As we have reported repeatedly on this blog, car sales are down big time! As a result, dealers are doing everything they can to make a sale. Unfortunately, some dealers are more concerned with getting the cars off the lot immediately than they are about securing financing for their customers. And as new car sales continue to be more competitive, we are receiving a plethora of calls at 1-800 LEMON LAW regarding a dealer tactic known as Spot Delivery.
Most folks have heard of this tactic before. An alleged spot delivery transaction between a NJ consumer and the Brad Benson dealership found its way on National TV (and throughout cyberspace). Spot Delivery occurs when a dealer puts a consumer in a new car “on the spot,” with the consumer signing a number of documents, including a retail sales agreement. Later on, the customer starts receiving calls telling them their financing did not go through. In most cases, they are trying to get the customer to come back to pay more money than they originally agreed to. Some dealers play dirty when this occurs. They may threaten repossession, or not pay off a trade-in, or make numerous threatening phone calls. And in most cases, customers feel trapped into paying more money.
So, what should you do? You need to stand your ground. If you signed purchase documents and registration applications, obtained insurance, and a new license plate installed or an old plate transferred, the car belongs to you.
Here are some tips to follow if you find yourself in a spot delivery situation:
- Keep all copies of your paperwork and anything else associated with the sale (including calendars, photographs, advertisements). If the finance manager asks for your papers at any time for any reason, refuse! Keep these documents in a safe place, not the car.
- If you are called back to the dealership to sign additional papers, either do not go or do so in a different car than the one you bought.

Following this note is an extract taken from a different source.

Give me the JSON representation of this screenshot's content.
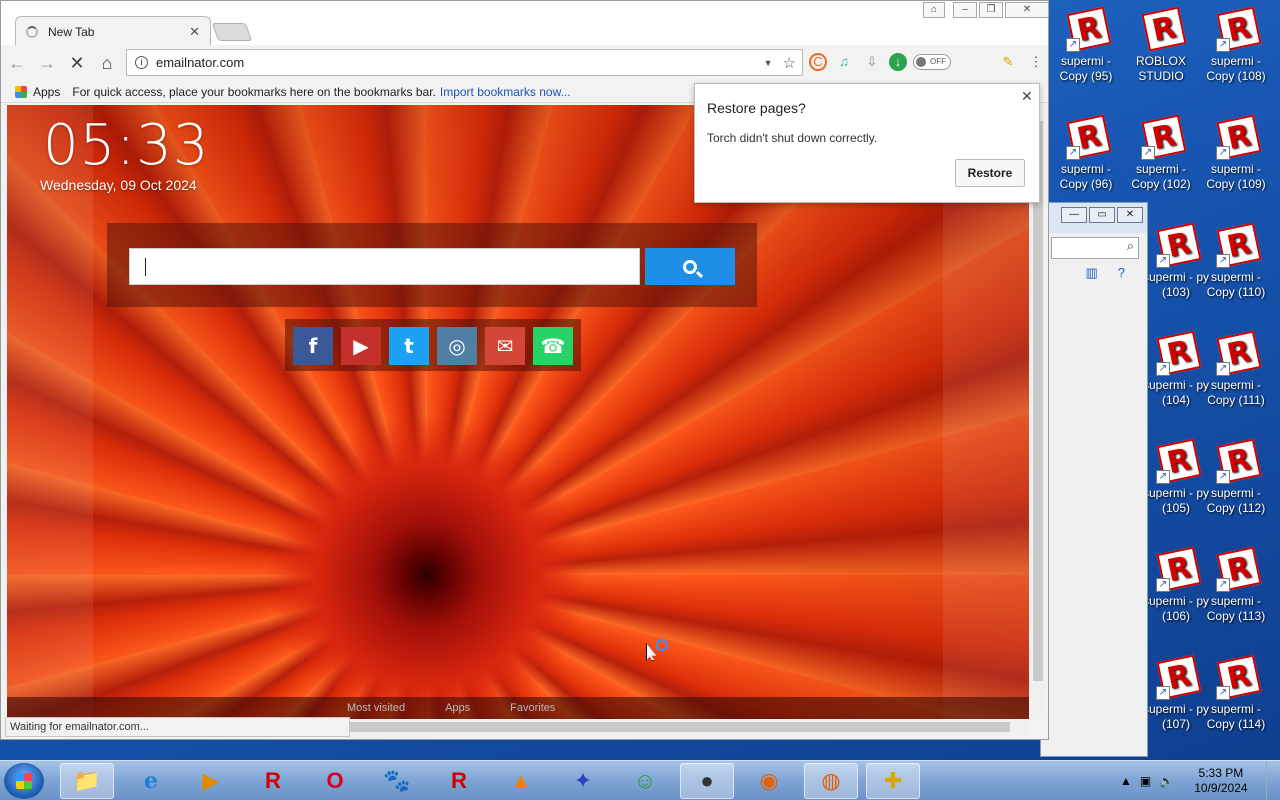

- Have a friend or spouse drive you and witness whatever is being told to you. This will prevent the dealer from taking your car as hostage, an all too common happening.
- If a dispute arises with the dealer over the contract and the dealer demands the car is returned, park it in a garage or remote location until the matter is resolved, to prevent it from being taken against your wishes.
- Put together a complete time line of everything that happened from the time you thought of purchasing the car until the car was taken away. Try to remember specific names of dealership personnel and any statements that were made to you during conversations with the sales and finance staff.
- Keep track of all monies you had invested into the purchase, including registration, insurance, down payment and trade. Never pay cash and always get a receipt!
If after reading this, you realize that you are a victim of spot delivery, you may want to contact a consumer attorney to take action. At this time, we are handling spot delivery claims in Pennsylvania and New Jersey. If you are in either state, please contact us via e-mail or by calling Michael Sacks, Director of Client Services at 1-800-LEMON-LAW (1-800-536-6652) ext. 131. If you reside in another state, contact your attorney general or check out our attorney directory.